Everyone deserves to be happy, healthy and calm on a day-to-day basis. Yet as we all know, life has a way of putting itself between us and our well-intentioned plans for personal improvement. The trick, it seems, isn’t fighting the waves but learning instead to go with the flow — listen to your body and establish a balanced pattern of activities that prepare you to accept whatever it is the universe happens to fling your way. Lifestyles which promote better health and longevity have been found to share several unifying components: a sense of purpose (like volunteering or caring for a loved one), a daily, “primal” source of physical exertion (such as walking, biking or gardening), strong connections to other people, a primarily vegetarian diet, and a rational approach to life’s varying assortment of stressors.
Written about recently and referred to as the “blue zone lifestyle”, this approach to diet, socialization and physical activity is in opposition to what many Americans now consider “normal.” Today we accept minimal physical activity, social isolation, chronic stress, and too much bad food as inevitable aspects of modernity. However, this isn’t the case everywhere, and it doesn’t have to be for you, either.
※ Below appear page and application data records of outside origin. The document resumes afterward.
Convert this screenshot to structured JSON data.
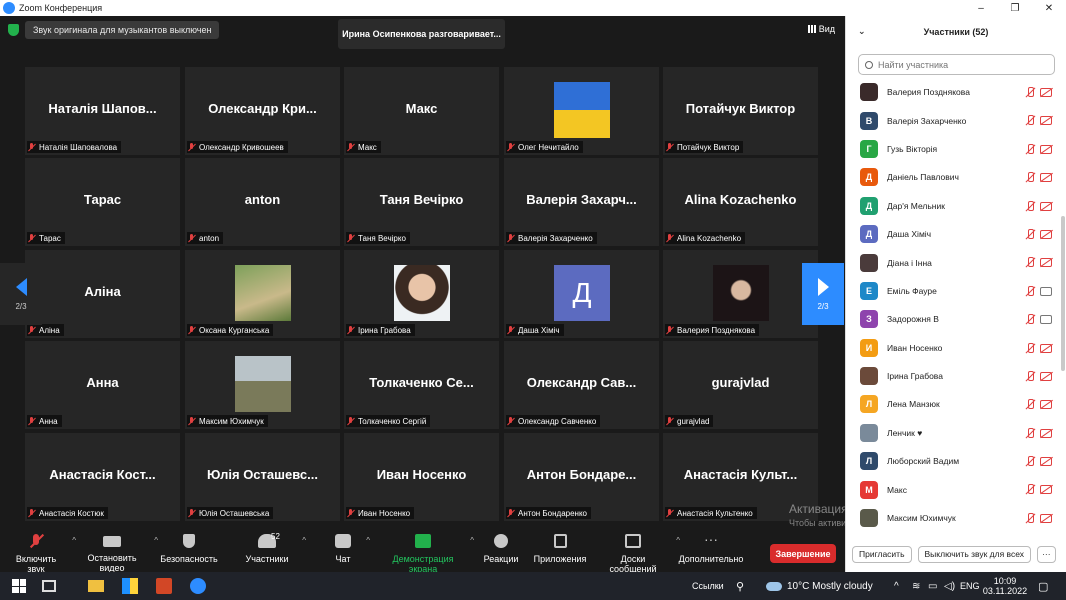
{
  "window": {
    "title": "Zoom Конференция",
    "controls": [
      "–",
      "❐",
      "✕"
    ]
  },
  "main": {
    "notice": "Звук оригинала для музыкантов выключен",
    "speaking": "Ирина Осипенкова разговаривает...",
    "view_label": "Вид",
    "page_left": "2/3",
    "page_right": "2/3",
    "tiles": [
      {
        "name": "Наталія Шапов...",
        "label": "Наталія Шаповалова",
        "photo": null
      },
      {
        "name": "Олександр Кри...",
        "label": "Олександр Кривошеев",
        "photo": null
      },
      {
        "name": "Макс",
        "label": "Макс",
        "photo": null
      },
      {
        "name": "",
        "label": "Олег Нечитайло",
        "photo": "ukraine"
      },
      {
        "name": "Потайчук Виктор",
        "label": "Потайчук Виктор",
        "photo": null
      },
      {
        "name": "Тарас",
        "label": "Тарас",
        "photo": null
      },
      {
        "name": "anton",
        "label": "anton",
        "photo": null
      },
      {
        "name": "Таня Вечірко",
        "label": "Таня Вечірко",
        "photo": null
      },
      {
        "name": "Валерія Захарч...",
        "label": "Валерія Захарченко",
        "photo": null
      },
      {
        "name": "Alina Kozachenko",
        "label": "Alina Kozachenko",
        "photo": null
      },
      {
        "name": "Аліна",
        "label": "Аліна",
        "photo": null
      },
      {
        "name": "",
        "label": "Оксана Курганська",
        "photo": "outdoor"
      },
      {
        "name": "",
        "label": "Ірина Грабова",
        "photo": "portrait"
      },
      {
        "name": "",
        "label": "Даша Хіміч",
        "photo": "letter",
        "letter": "Д"
      },
      {
        "name": "",
        "label": "Валерия Позднякова",
        "photo": "dark"
      },
      {
        "name": "Анна",
        "label": "Анна",
        "photo": null
      },
      {
        "name": "",
        "label": "Максим Юхимчук",
        "photo": "field"
      },
      {
        "name": "Толкаченко Се...",
        "label": "Толкаченко Сергій",
        "photo": null
      },
      {
        "name": "Олександр Сав...",
        "label": "Олександр Савченко",
        "photo": null
      },
      {
        "name": "gurajvlad",
        "label": "gurajvlad",
        "photo": null
      },
      {
        "name": "Анастасія Кост...",
        "label": "Анастасія Костюк",
        "photo": null
      },
      {
        "name": "Юлія Осташевс...",
        "label": "Юлія Осташевська",
        "photo": null
      },
      {
        "name": "Иван Носенко",
        "label": "Иван Носенко",
        "photo": null
      },
      {
        "name": "Антон Бондаре...",
        "label": "Антон Бондаренко",
        "photo": null
      },
      {
        "name": "Анастасія Культ...",
        "label": "Анастасія Культенко",
        "photo": null
      }
    ],
    "activation_title": "Активация Windows",
    "activation_text": "Чтобы активировать Windows, перейдите в раздел \"Параметры\"."
  },
  "toolbar": {
    "mute": "Включить звук",
    "video": "Остановить видео",
    "security": "Безопасность",
    "participants": "Участники",
    "participants_count": "52",
    "chat": "Чат",
    "share": "Демонстрация экрана",
    "reactions": "Реакции",
    "apps": "Приложения",
    "whiteboard": "Доски сообщений",
    "more": "Дополнительно",
    "end": "Завершение",
    "share_color": "#22b14c",
    "end_color": "#d92c2c"
  },
  "panel": {
    "title": "Участники (52)",
    "search_placeholder": "Найти участника",
    "participants": [
      {
        "name": "Валерия Позднякова",
        "initial": "",
        "color": "#3a2a2a",
        "cam": "off"
      },
      {
        "name": "Валерія Захарченко",
        "initial": "В",
        "color": "#2f4a6b",
        "cam": "off"
      },
      {
        "name": "Гузь Вікторія",
        "initial": "Г",
        "color": "#28a745",
        "cam": "off"
      },
      {
        "name": "Даніель Павлович",
        "initial": "Д",
        "color": "#e8590c",
        "cam": "off"
      },
      {
        "name": "Дар'я Мельник",
        "initial": "Д",
        "color": "#20a070",
        "cam": "off"
      },
      {
        "name": "Даша Хіміч",
        "initial": "Д",
        "color": "#5c6bc0",
        "cam": "off"
      },
      {
        "name": "Діана і Інна",
        "initial": "",
        "color": "#4a3b3b",
        "cam": "off"
      },
      {
        "name": "Еміль Фауре",
        "initial": "Е",
        "color": "#1e88c8",
        "cam": "on"
      },
      {
        "name": "Задорожня В",
        "initial": "З",
        "color": "#8e44ad",
        "cam": "on"
      },
      {
        "name": "Иван Носенко",
        "initial": "И",
        "color": "#f39c12",
        "cam": "off"
      },
      {
        "name": "Ірина Грабова",
        "initial": "",
        "color": "#6b4a3a",
        "cam": "off"
      },
      {
        "name": "Лена Манзюк",
        "initial": "Л",
        "color": "#f5a623",
        "cam": "off"
      },
      {
        "name": "Ленчик ♥",
        "initial": "",
        "color": "#7a8a9a",
        "cam": "off"
      },
      {
        "name": "Люборский Вадим",
        "initial": "Л",
        "color": "#2f4a6b",
        "cam": "off"
      },
      {
        "name": "Макс",
        "initial": "М",
        "color": "#e53935",
        "cam": "off"
      },
      {
        "name": "Максим Юхимчук",
        "initial": "",
        "color": "#5a5a4a",
        "cam": "off"
      }
    ],
    "invite": "Пригласить",
    "unmute_all": "Выключить звук для всех",
    "more": "···"
  },
  "taskbar": {
    "links": "Ссылки",
    "weather": "10°C  Mostly cloudy",
    "lang": "ENG",
    "time": "10:09",
    "date": "03.11.2022"
  }
}
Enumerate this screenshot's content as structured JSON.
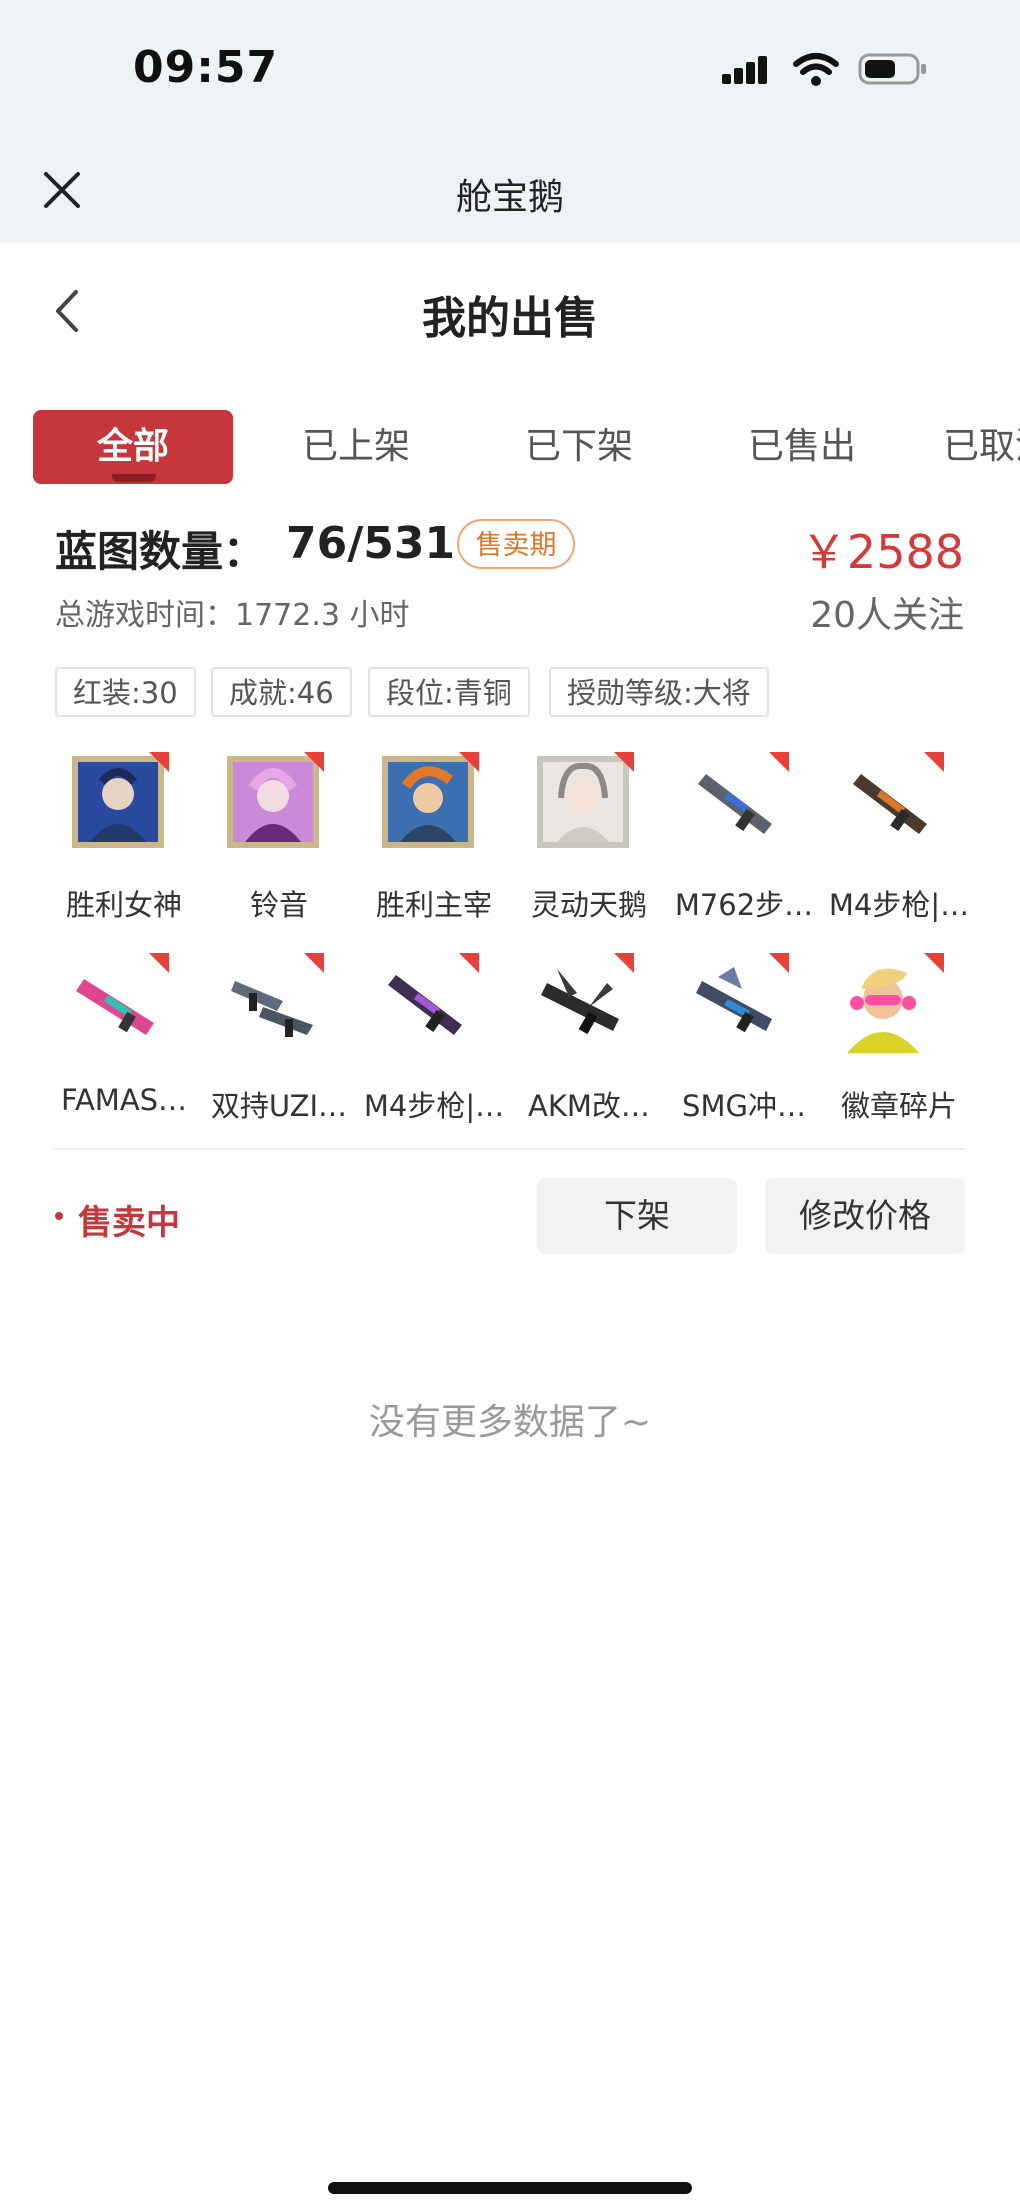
{
  "status_bar": {
    "time": "09:57"
  },
  "app": {
    "title": "舱宝鹅"
  },
  "page": {
    "title": "我的出售"
  },
  "tabs": [
    {
      "label": "全部",
      "active": true
    },
    {
      "label": "已上架",
      "active": false
    },
    {
      "label": "已下架",
      "active": false
    },
    {
      "label": "已售出",
      "active": false
    },
    {
      "label": "已取消",
      "active": false
    }
  ],
  "listing": {
    "blueprint_label": "蓝图数量：",
    "blueprint_count": "76/531",
    "sale_badge": "售卖期",
    "price": "￥2588",
    "playtime": "总游戏时间：1772.3 小时",
    "watchers": "20人关注",
    "tags": [
      "红装:30",
      "成就:46",
      "段位:青铜",
      "授勋等级:大将"
    ],
    "items": [
      {
        "label": "胜利女神",
        "icon": "character-portrait"
      },
      {
        "label": "铃音",
        "icon": "character-portrait"
      },
      {
        "label": "胜利主宰",
        "icon": "character-portrait"
      },
      {
        "label": "灵动天鹅",
        "icon": "character-portrait"
      },
      {
        "label": "M762步…",
        "icon": "rifle-skin"
      },
      {
        "label": "M4步枪|…",
        "icon": "rifle-skin"
      },
      {
        "label": "FAMAS…",
        "icon": "rifle-skin"
      },
      {
        "label": "双持UZI…",
        "icon": "smg-skin"
      },
      {
        "label": "M4步枪|…",
        "icon": "rifle-skin"
      },
      {
        "label": "AKM改…",
        "icon": "rifle-skin"
      },
      {
        "label": "SMG冲…",
        "icon": "smg-skin"
      },
      {
        "label": "徽章碎片",
        "icon": "character-portrait"
      }
    ],
    "status": "售卖中",
    "delist_button": "下架",
    "edit_price_button": "修改价格"
  },
  "footer": {
    "no_more": "没有更多数据了~"
  },
  "colors": {
    "accent": "#c5373a",
    "badge": "#e0772a",
    "price": "#d23b3b"
  }
}
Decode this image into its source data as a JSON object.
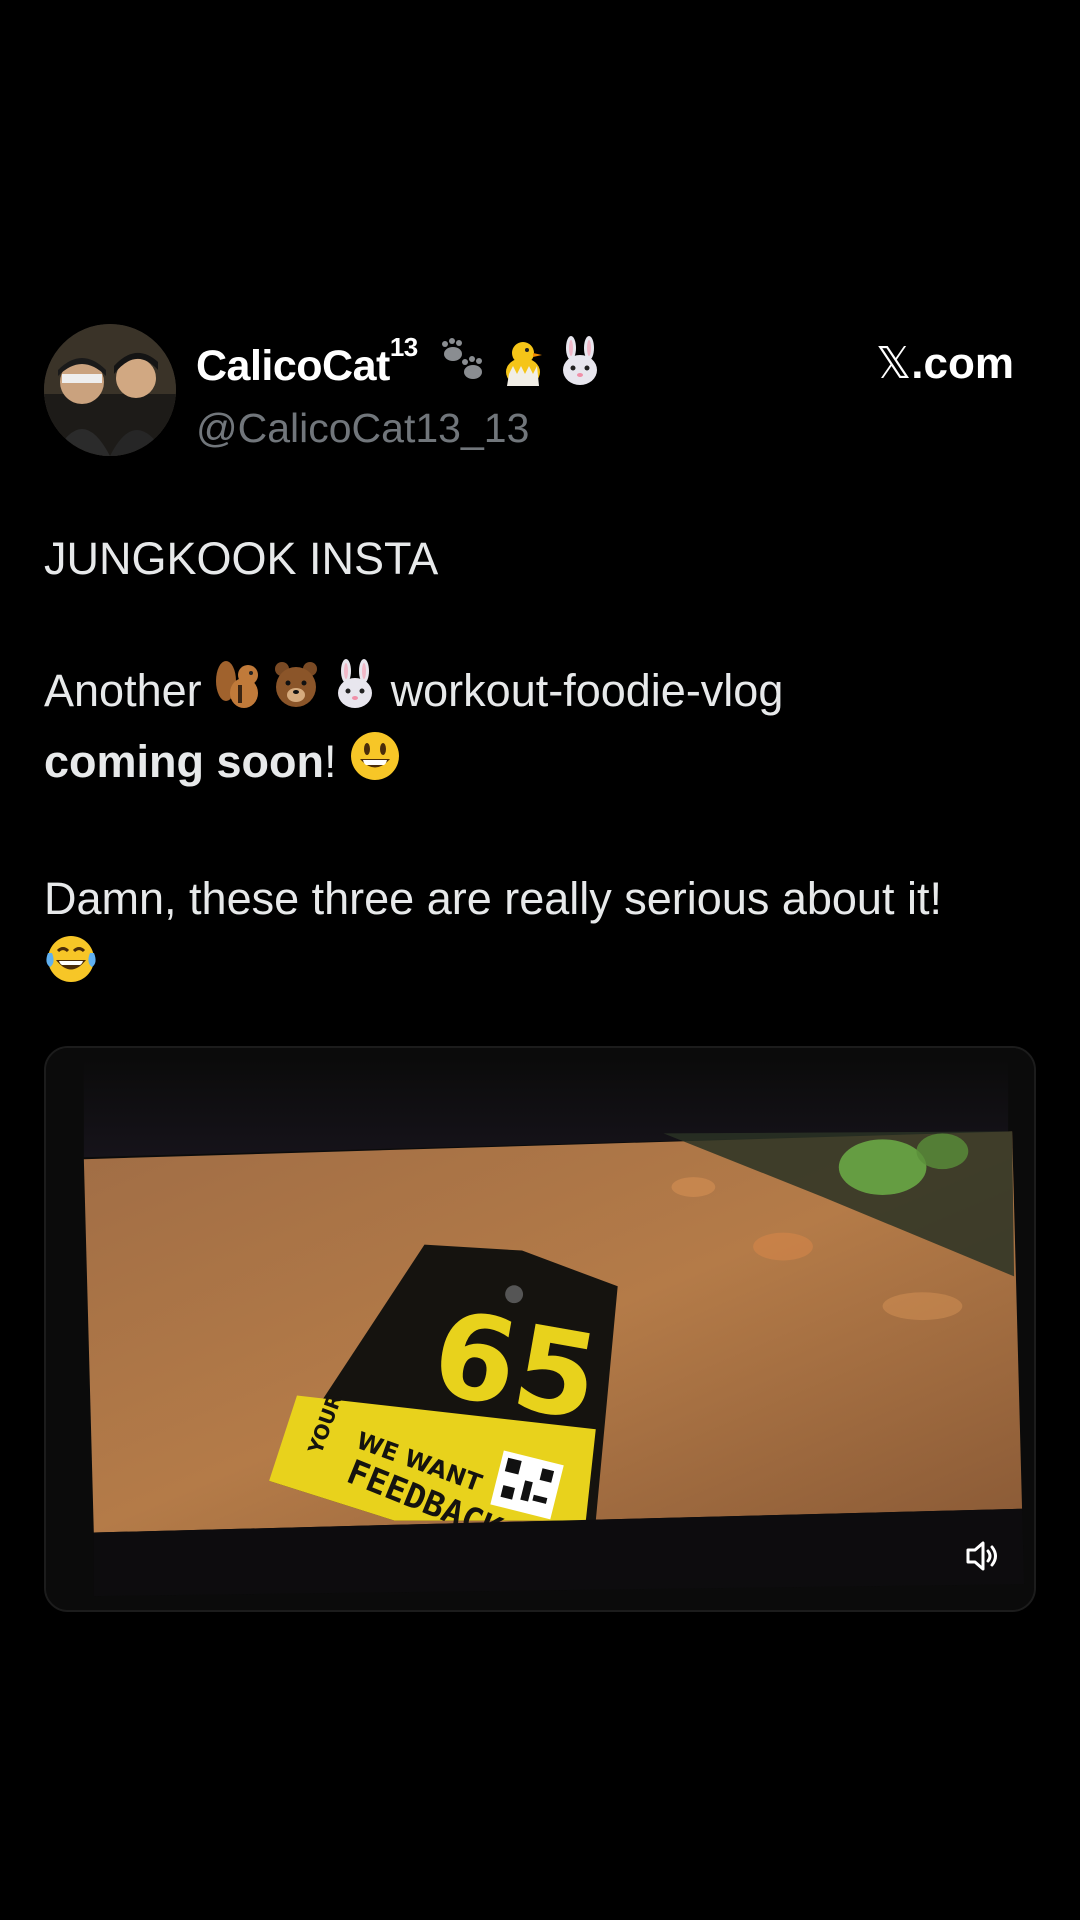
{
  "author": {
    "display_name": "CalicoCat",
    "name_superscript": "13",
    "name_emojis": [
      "paw-prints-icon",
      "hatching-chick-icon",
      "rabbit-face-icon"
    ],
    "handle": "@CalicoCat13_13"
  },
  "brand": {
    "x_glyph": "𝕏",
    "suffix": ".com"
  },
  "tweet": {
    "line1": "JUNGKOOK INSTA",
    "line2_start": "Another",
    "line2_emojis": [
      "chipmunk-icon",
      "bear-face-icon",
      "rabbit-face-icon"
    ],
    "line2_end": "workout-foodie-vlog",
    "line3_bold": "coming soon",
    "line3_rest": "!",
    "line3_emoji": "grinning-face-icon",
    "line4": "Damn, these three are really serious about it!",
    "line5_emoji": "tears-of-joy-icon"
  },
  "media": {
    "tag_number": "65",
    "tag_line1": "WE WANT",
    "tag_line2": "FEEDBACK",
    "tag_side": "YOUR",
    "volume_icon": "speaker-icon"
  },
  "colors": {
    "background": "#000000",
    "handle": "#71767b",
    "text": "#e7e9ea",
    "tag_yellow": "#e8d21c"
  }
}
But such a dramatic reorganization of one’s priorities and overall perception of life on Earth isn’t necessarily easy at first, especially because this means going against many of the dominant traits of our consumer culture.
Studies of the residents living in “blue zones” – parts of the world with higher concentrations of centenarians, or people living 100 years or more – have given researchers clues as to which behaviors lead to better health and longevity. It’s been found that these individuals eat a lot of complex carbohydrates with moderate or low amounts of fat and protein. In other words, they eat more vegetables and grains than they do meat, and typically avoid processed, artificial foods. A carefully-planned vegetarian diet can provide plenty of iron, protein, calcium, and other minerals and vitamins. It is also high in fiber and low in saturated fat. Such a diet can also prevent or at least reduce the risk of obesity, heart disease, cancer and diabetes.
A vegetarian diet is also better for the environment than a diet centered on the consumption of meat. Raising animals for slaughter takes a significant toll on planet, more than most people are even aware of. Meat’s carbon footprint contributes more harmful emissions to the air than all our cars, planes, trains, and ships combined. And as populations around the world continue to swell, the fact that raising livestock eats up land and precious resources demands we look a little closer at the culture we’ve built around it. With the vast majority of our meat coming from factory farms, or concentrated animal feeding operations, it’s not only an eco-friendly choice to drop your meat habit, but an ethically responsible one as well. We would all benefit from taking food writer Michael Pollan’s advice: “Eat food. Not too much. Mostly plants.”
Daily exercise is also an important element in any healthy lifestyle. But that doesn’t mean you have to hit the gym to see “results.” Shoveling snow the old-fashioned way for an hour burns up over 570 calories. Just one generation ago, people didn’t rely on treadmills or similar torture devices; they got their exercise simply by working around the house and incorporating movement into their daily routine. The average 190-pound man can burn up 384 calories an hour by raking leaves. Sanding the floor can burn up 283 calories per hour – but not if you use an electric floor sander. To get the full benefits our grandparents enjoyed, tap into the low tech way of interacting with your environment: you might even discover you’re happier breaking a sweat without paying monthly for it.
Chronic stress, and the demons of depression and anxiety, also plague the health of many contemporary Americans. Yoga and meditation are two effective methods for relieving stress, and there are many streaming videos devoted to both disciplines. Several large cable providers like Dish, DirecTV and Comcast offer such programs, which can be accessed even if you’re on-the-go. Another method for relieving emotional stress is a relative of meditation called “mindfulness.” Its practitioners seek to improve concentration so they can focus on their present activities without distractions or worries. The idea is to become more aware of one’s present connection to the environment and less distracted overall. One attractive aspect of mindfulness is that a practitioner needs to devote only 10 or 20 minutes per session every day to start to gain the benefits.